‘We were very scared:’ Woman describes fiery derailment near Lanigan, Sask.

No injuries were reported and evacuations had not been ordered

Emergency crew respond to CP Rail train hauling crude oil that derailed near Guernsey, Sask. on Monday, December 9, 2019. (THE CANADIAN PRESS/Liam Richards)

A woman who witnessed the aftermath of a crude oil freight train derailment in central Saskatchewan says the only other time she’s seen flames like that was on television.

Melanie Loessl lives on a rural property about six kilometres from Guernsey near where Canadian Pacific Railway reported a train had derailed about midnight Sunday.

Loessl’s land runs along the railway tracks and she says she’s so used to the sound of trains she didn’t hear anything.

But when she emerged from her home about 1:45 a.m., after firefighters arrived on her property, she saw a roaring blaze at the end of her driveway.

“You could hear the hissing and noise from the cars that were on fire and there was just an enormous amount of flames. You couldn’t imagine it,” she said Monday.

“I was in awe.”

READ MORE: Faulty coupling cited as cause of fatal B.C. logging train derailment

Loessl said she went to see her daughter, who lives nearby, and they talked to firefighters about where to go if they needed to leave.

“We were very scared.
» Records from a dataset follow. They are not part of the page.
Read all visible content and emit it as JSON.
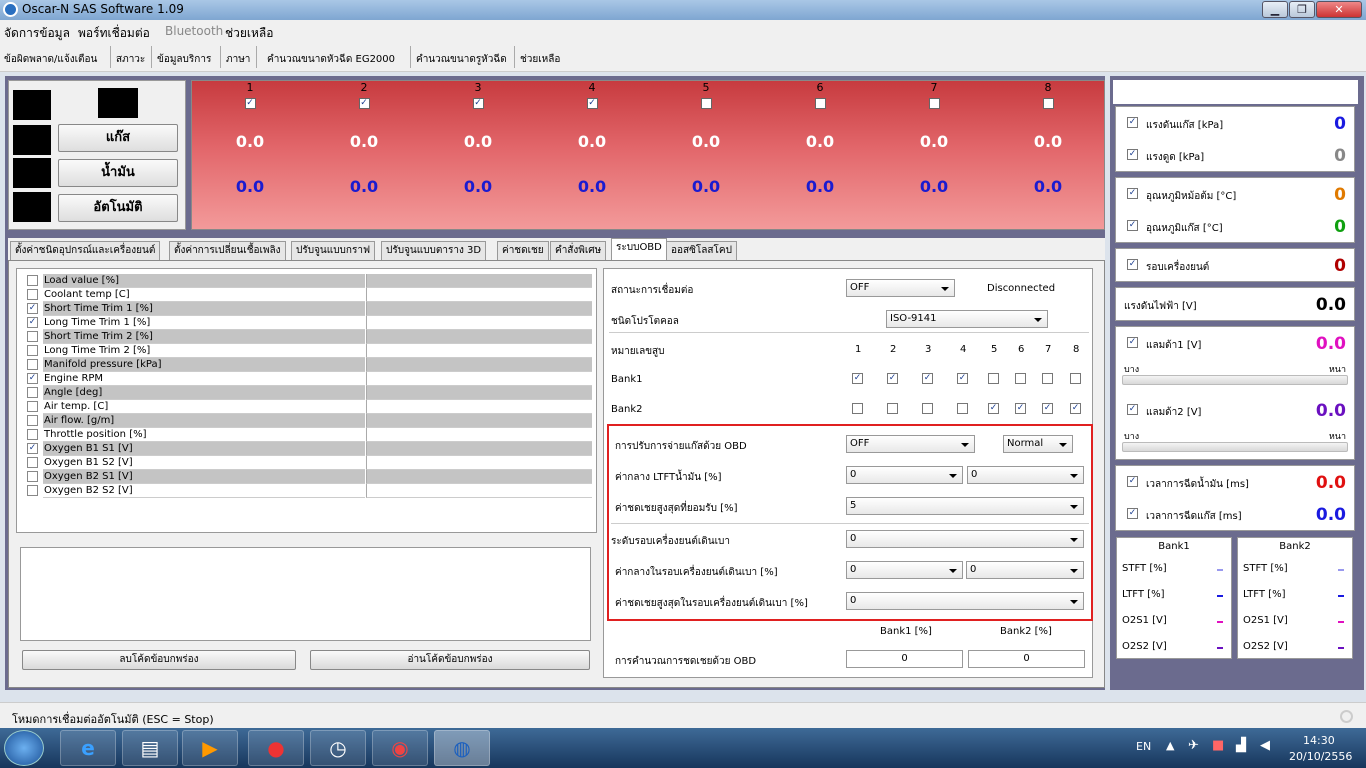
{
  "window": {
    "title": "Oscar-N SAS Software 1.09",
    "buttons": {
      "minimize": "▁",
      "maximize": "❐",
      "close": "✕"
    }
  },
  "menu": {
    "items": [
      "จัดการข้อมูล",
      "พอร์ทเชื่อมต่อ",
      "Bluetooth",
      "ช่วยเหลือ"
    ]
  },
  "toolbar": {
    "items": [
      "ข้อผิดพลาด/แจ้งเตือน",
      "สภาวะ",
      "ข้อมูลบริการ",
      "ภาษา",
      "คำนวณขนาดหัวฉีด EG2000",
      "คำนวณขนาดรูหัวฉีด",
      "ช่วยเหลือ"
    ]
  },
  "left_buttons": {
    "gas": "แก๊ส",
    "oil": "น้ำมัน",
    "auto": "อัตโนมัติ"
  },
  "injectors": [
    {
      "num": "1",
      "checked": true,
      "v1": "0.0",
      "v2": "0.0"
    },
    {
      "num": "2",
      "checked": true,
      "v1": "0.0",
      "v2": "0.0"
    },
    {
      "num": "3",
      "checked": true,
      "v1": "0.0",
      "v2": "0.0"
    },
    {
      "num": "4",
      "checked": true,
      "v1": "0.0",
      "v2": "0.0"
    },
    {
      "num": "5",
      "checked": false,
      "v1": "0.0",
      "v2": "0.0"
    },
    {
      "num": "6",
      "checked": false,
      "v1": "0.0",
      "v2": "0.0"
    },
    {
      "num": "7",
      "checked": false,
      "v1": "0.0",
      "v2": "0.0"
    },
    {
      "num": "8",
      "checked": false,
      "v1": "0.0",
      "v2": "0.0"
    }
  ],
  "tabs": [
    "ตั้งค่าชนิดอุปกรณ์และเครื่องยนต์",
    "ตั้งค่าการเปลี่ยนเชื้อเพลิง",
    "ปรับจูนแบบกราฟ",
    "ปรับจูนแบบตาราง 3D",
    "ค่าชดเชย",
    "คำสั่งพิเศษ",
    "ระบบOBD",
    "ออสซิโลสโคป"
  ],
  "params": [
    {
      "label": "Load value [%]",
      "checked": false
    },
    {
      "label": "Coolant temp [C]",
      "checked": false
    },
    {
      "label": "Short Time Trim 1 [%]",
      "checked": true
    },
    {
      "label": "Long Time Trim 1 [%]",
      "checked": true
    },
    {
      "label": "Short Time Trim 2 [%]",
      "checked": false
    },
    {
      "label": "Long Time Trim 2 [%]",
      "checked": false
    },
    {
      "label": "Manifold pressure [kPa]",
      "checked": false
    },
    {
      "label": "Engine RPM",
      "checked": true
    },
    {
      "label": "Angle [deg]",
      "checked": false
    },
    {
      "label": "Air temp. [C]",
      "checked": false
    },
    {
      "label": "Air flow. [g/m]",
      "checked": false
    },
    {
      "label": "Throttle position [%]",
      "checked": false
    },
    {
      "label": "Oxygen B1 S1 [V]",
      "checked": true
    },
    {
      "label": "Oxygen B1 S2 [V]",
      "checked": false
    },
    {
      "label": "Oxygen B2 S1 [V]",
      "checked": false
    },
    {
      "label": "Oxygen B2 S2 [V]",
      "checked": false
    }
  ],
  "bottom_buttons": {
    "clear": "ลบโค้ดข้อบกพร่อง",
    "read": "อ่านโค้ดข้อบกพร่อง"
  },
  "obd": {
    "conn_label": "สถานะการเชื่อมต่อ",
    "conn_value": "OFF",
    "conn_status": "Disconnected",
    "protocol_label": "ชนิดโปรโตคอล",
    "protocol_value": "ISO-9141",
    "cyl_label": "หมายเลขสูบ",
    "cyl_nums": [
      "1",
      "2",
      "3",
      "4",
      "5",
      "6",
      "7",
      "8"
    ],
    "bank1_label": "Bank1",
    "bank1": [
      true,
      true,
      true,
      true,
      false,
      false,
      false,
      false
    ],
    "bank2_label": "Bank2",
    "bank2": [
      false,
      false,
      false,
      false,
      true,
      true,
      true,
      true
    ],
    "adjust_label": "การปรับการจ่ายแก๊สด้วย OBD",
    "adjust_value": "OFF",
    "mode_value": "Normal",
    "ltft_label": "ค่ากลาง LTFTน้ำมัน [%]",
    "ltft_a": "0",
    "ltft_b": "0",
    "maxcomp_label": "ค่าชดเชยสูงสุดที่ยอมรับ [%]",
    "maxcomp_value": "5",
    "idle_label": "ระดับรอบเครื่องยนต์เดินเบา",
    "idle_value": "0",
    "idle_mid_label": "ค่ากลางในรอบเครื่องยนต์เดินเบา [%]",
    "idle_mid_a": "0",
    "idle_mid_b": "0",
    "idle_max_label": "ค่าชดเชยสูงสุดในรอบเครื่องยนต์เดินเบา [%]",
    "idle_max_value": "0",
    "calc_bank1_hdr": "Bank1 [%]",
    "calc_bank2_hdr": "Bank2 [%]",
    "calc_label": "การคำนวณการชดเชยด้วย OBD",
    "calc_bank1": "0",
    "calc_bank2": "0"
  },
  "right": {
    "gas_pressure": {
      "label": "แรงดันแก๊ส [kPa]",
      "value": "0",
      "color": "#1a1ae0"
    },
    "vacuum": {
      "label": "แรงดูด [kPa]",
      "value": "0",
      "color": "#888888"
    },
    "reducer_temp": {
      "label": "อุณหภูมิหม้อต้ม [°C]",
      "value": "0",
      "color": "#e07a00"
    },
    "gas_temp": {
      "label": "อุณหภูมิแก๊ส [°C]",
      "value": "0",
      "color": "#10a010"
    },
    "rpm": {
      "label": "รอบเครื่องยนต์",
      "value": "0",
      "color": "#b00000"
    },
    "voltage": {
      "label": "แรงดันไฟฟ้า [V]",
      "value": "0.0",
      "color": "#000000"
    },
    "lambda1": {
      "label": "แลมด้า1 [V]",
      "value": "0.0",
      "color": "#e010c0",
      "lean": "บาง",
      "rich": "หนา"
    },
    "lambda2": {
      "label": "แลมด้า2 [V]",
      "value": "0.0",
      "color": "#6a10c0",
      "lean": "บาง",
      "rich": "หนา"
    },
    "oil_inj": {
      "label": "เวลาการฉีดน้ำมัน [ms]",
      "value": "0.0",
      "color": "#e01010"
    },
    "gas_inj": {
      "label": "เวลาการฉีดแก๊ส [ms]",
      "value": "0.0",
      "color": "#1a1ae0"
    },
    "bank1": {
      "title": "Bank1",
      "rows": [
        "STFT [%]",
        "LTFT [%]",
        "O2S1 [V]",
        "O2S2 [V]"
      ]
    },
    "bank2": {
      "title": "Bank2",
      "rows": [
        "STFT [%]",
        "LTFT [%]",
        "O2S1 [V]",
        "O2S2 [V]"
      ]
    }
  },
  "status": {
    "text": "โหมดการเชื่อมต่ออัตโนมัติ (ESC = Stop)"
  },
  "taskbar": {
    "lang": "EN",
    "time": "14:30",
    "date": "20/10/2556"
  }
}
We didn’t know if the cars would actually blow up or what they would do.”

CP said in a statement no injuries were reported and evacuations had not been ordered.

Loessl said she had been asked to leave as a precaution around 4 a.m. because the direction of the wind could change, but she returned home about six hours later.
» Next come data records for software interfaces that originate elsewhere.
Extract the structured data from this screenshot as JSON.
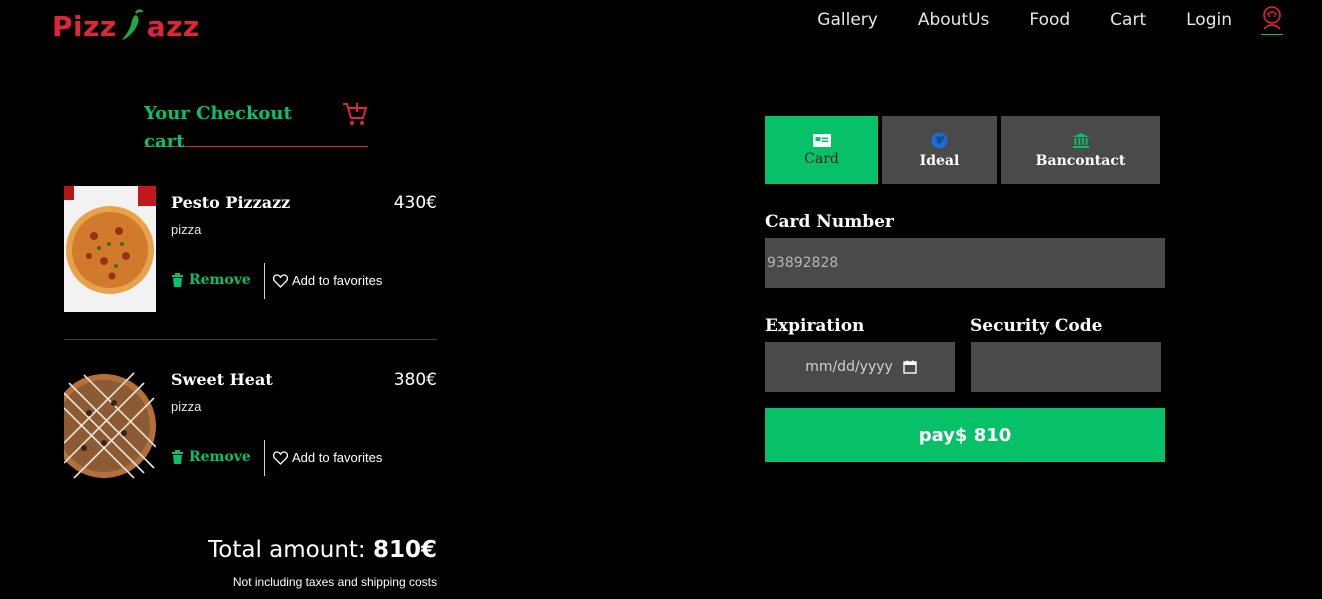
{
  "brand": {
    "name_left": "Pizz",
    "name_right": "azz"
  },
  "nav": {
    "items": [
      "Gallery",
      "AboutUs",
      "Food",
      "Cart",
      "Login"
    ]
  },
  "cart": {
    "title": "Your Checkout cart",
    "items": [
      {
        "name": "Pesto Pizzazz",
        "price": "430€",
        "category": "pizza",
        "remove_label": "Remove",
        "favorite_label": "Add to favorites"
      },
      {
        "name": "Sweet Heat",
        "price": "380€",
        "category": "pizza",
        "remove_label": "Remove",
        "favorite_label": "Add to favorites"
      }
    ],
    "total_label": "Total amount:",
    "total_value": "810€",
    "note": "Not including taxes and shipping costs"
  },
  "payment": {
    "tabs": [
      {
        "label": "Card",
        "icon": "card-icon",
        "active": true
      },
      {
        "label": "Ideal",
        "icon": "globe-icon",
        "active": false
      },
      {
        "label": "Bancontact",
        "icon": "bank-icon",
        "active": false
      }
    ],
    "card_number_label": "Card Number",
    "card_number_placeholder": "93892828",
    "expiration_label": "Expiration",
    "expiration_placeholder": "mm/dd/yyyy",
    "security_label": "Security Code",
    "pay_label": "pay$ 810"
  },
  "colors": {
    "accent": "#06c167",
    "brand": "#e0243a",
    "field": "#4a4a4a",
    "background": "#000000"
  }
}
“It’s just so black and it smells really bad,” she said.

The fire was burning close to the road. CP said emergency response and haz-mat crews had been deployed and were working with first responders to assess and minimize any impact to the surrounding area.

RCMP blocked traffic on Highway 16 between Guernsey and Plunkett because of smoke from the blaze. The highway was still closed Monday afternoon.
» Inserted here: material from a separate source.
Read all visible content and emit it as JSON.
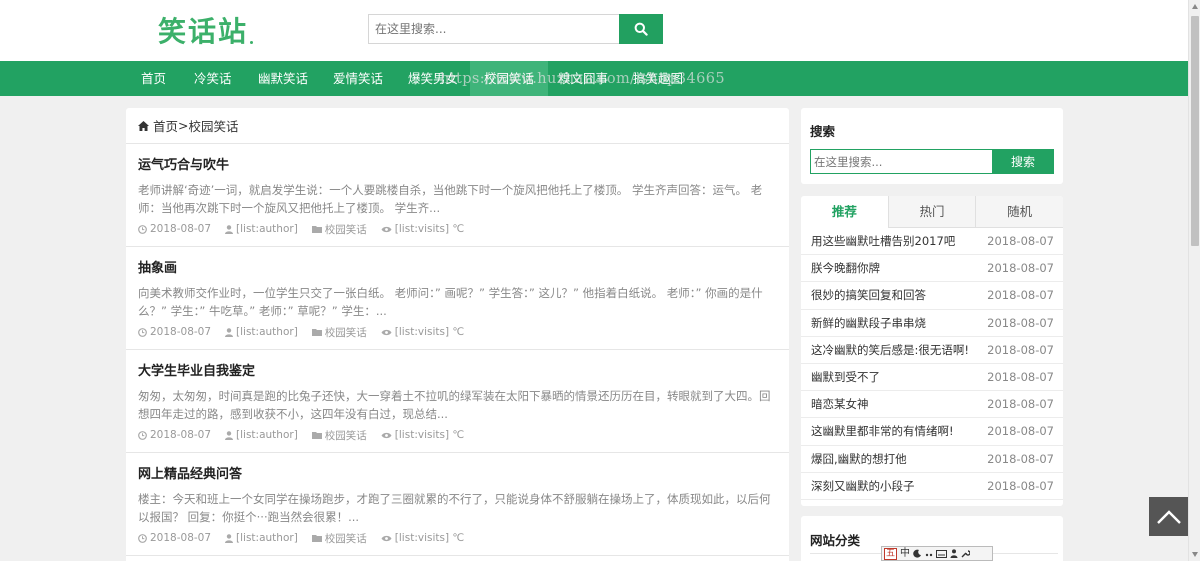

READ MORE: B.C. train that derailed and killed three ‘just started moving on its own’

The Saskatchewan government said fire crews were expected to extinguish the fire later Monday and that the smoke would subside. Oil cleanup was also to begin.

It said environmental protection officers were monitoring the site and the air quality, but no advisories had been issued.

“At this time there is no concern to public safety,” said a government statement.

CP said an investigation was underway into the cause of the derailment. There was no immediate word on how many rail cars were involved.

Loessl said there was too much smoke to see how many train cars went off the tracks, but it appeared to have happened at a crossing.

“I just see a pile of cars,” she said.

“At the end of my driveway, I cannot look across to the east because the smoke is so black you cannot see anything.”

She believes some oil may have spilled at the end of her pasture and is worried about the possibility of her wells having been contaminated.

CP said initial reports indicated there was no impact on any waterways. Crews were working to clean up, remove derailed cars and restore the area.

— By Stephanie Taylor in Regina

The Canadian Press

Like us on Facebook and follow us on Twitter

Get local stories you won't find anywhere else right to your inbox.
Sign up here

Just Posted

Pacific Coastal won’t open until community is ready

The company has suspended operations until further notice

A second wave of COVID-19 is probable, if history tells us anything

B.C.’s top doctor says that what health officials have learned this round will guide response in future

Celebrations continue for Tsilhqot’in Nation after court victory against Taskeo Mines Ltd.

Supreme Court of Canada upholds 2014 decision rejecting New Prosperity mine on May 14, 2020

UPDATE: body of missing man located

Jerret Snow was last seen May 19

Kelowna man charged with harming a hamster

The 20-year-old Kelowna man faces several animal cruelty charges

High tech fish transport system set up to ‘whoosh’ salmon past Big Bar landslide

Fish will spend roughly 20 seconds inside the system, moving at roughly 20 metres per second

Trudeau to seek 10 days of paid sick leave for Canadian workers, says talks are ongoing

Paid sick leave is key to keeping COVID-19 spread under control, prime minister says

COVID-19 checkpoints ‘up to them,’ Bonnie Henry says of remote B.C. villages

Support local tourism economy, but only if you’re invited in

Vancouver Island hasn’t seen a new homegrown case of COVID-19 in two weeks

Island’s low and steady transmission rate chalked up to several factors

Eight people arrested in Victoria homeless camp after enforcement order issued

Those living in tents were given until May 20 to move indoors

Andrew Weaver says he was ready to defeat John Horgan government

Independent MLA blasts B.C. Greens over LNG opposition

44% fewer passengers flew on Canadian airlines in March 2020 than in 2019

COVID-19 pandemic has hit airlines hard as travel remains low

Most Read